Author: Ron Graham
This lesson addresses an argument sometimes presented in favor of the Once Saved Always Saved doctrine. This doctrine says that salvation is unconditional and once granted cannot be revoked.
The doctrine holds that once you are saved you are always saved and can never be lost; once in grace, you cannot fall, regardless of what you do. An argument for this doctrine is drawn from the fact that Jesus prays for our salvation. If Jesus prays for something, his Father will grant it. So if Jesus prays for our salvation, then saved we will be, and it is impossible for us to fall.
It has been the prayer of Jesus that the saved remain saved.
The argument is that if any of the saved become lost, then the Father has refused to grant the prayer of his Son. His prayer has failed. Since it is inconceivable that the Father would reject his Son's prayer, the saved cannot be lost. That is the argument. Now let's see the false basis on which this argument rests.
The argument rests on the assumption that God would never refuse to grant a prayer of his Son. However that assumption is not correct.
The basis for the argument is false because it assumes that the prayers of Jesus are unconditional, and God grants his requests unconditionally. That is not so. There are certain conditions under which God will or will not grant Christ's prayer for the saved. Let's now show what these conditions are.
Fortunately, the scripture is very clear about the conditions which must be met by us, if our Saviour's prayer for us is to avail rather than fail.

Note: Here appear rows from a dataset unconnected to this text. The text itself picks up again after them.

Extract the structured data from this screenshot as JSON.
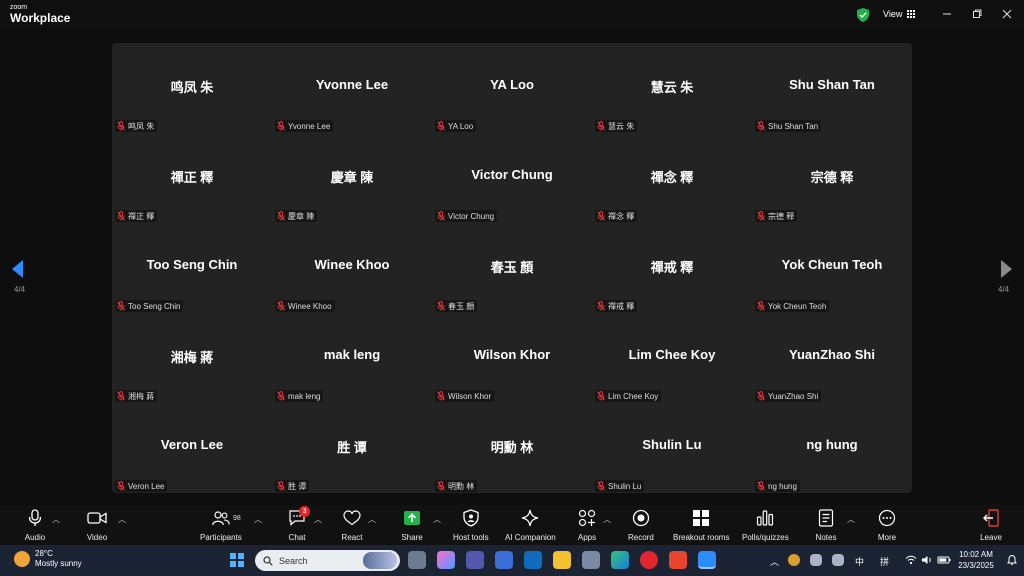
{
  "app": {
    "brand_small": "zoom",
    "brand_big": "Workplace",
    "view_label": "View"
  },
  "pagination": {
    "left": "4/4",
    "right": "4/4"
  },
  "participants": [
    [
      "鸣凤 朱",
      "Yvonne Lee",
      "YA Loo",
      "慧云 朱",
      "Shu Shan Tan"
    ],
    [
      "禪正 釋",
      "慶章 陳",
      "Victor Chung",
      "禪念 釋",
      "宗德 释"
    ],
    [
      "Too Seng Chin",
      "Winee Khoo",
      "春玉 顏",
      "禪戒 釋",
      "Yok Cheun Teoh"
    ],
    [
      "湘梅 蔣",
      "mak leng",
      "Wilson Khor",
      "Lim Chee Koy",
      "YuanZhao Shi"
    ],
    [
      "Veron Lee",
      "胜 谭",
      "明勳 林",
      "Shulin Lu",
      "ng hung"
    ]
  ],
  "toolbar": {
    "audio": "Audio",
    "video": "Video",
    "participants": "Participants",
    "participants_count": "98",
    "chat": "Chat",
    "chat_badge": "3",
    "react": "React",
    "share": "Share",
    "host_tools": "Host tools",
    "ai_companion": "AI Companion",
    "apps": "Apps",
    "record": "Record",
    "breakout_rooms": "Breakout rooms",
    "polls": "Polls/quizzes",
    "notes": "Notes",
    "more": "More",
    "leave": "Leave"
  },
  "taskbar": {
    "temperature": "28°C",
    "weather": "Mostly sunny",
    "search_placeholder": "Search",
    "ime_1": "中",
    "ime_2": "拼",
    "time": "10:02 AM",
    "date": "23/3/2025"
  },
  "colors": {
    "share_green": "#22b24c",
    "badge_red": "#e02828",
    "mute_red": "#e0383e",
    "accent_blue": "#2d8cff"
  }
}
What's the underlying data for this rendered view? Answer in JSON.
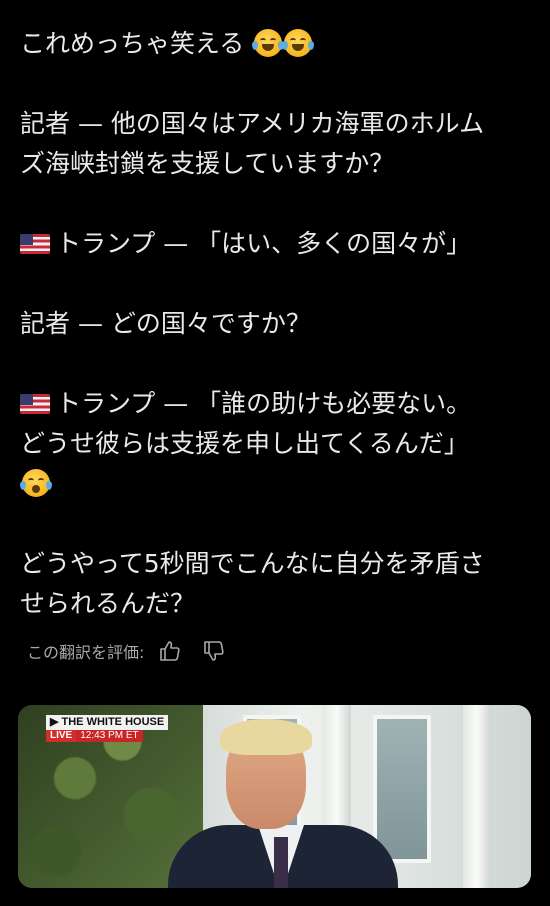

The conditions are that while ever we subject ourselves to God, he actively assists us, thereby answering his Son’s prayer for us (1Corinthians 10:12-13). If we set our hearts upon what Christ prays for, then God actively works in us and for us. Under those conditions, he will not let anyone snatch us away from Jesus our Saviour (1Corinthians 10:12-13, John 10:27-30).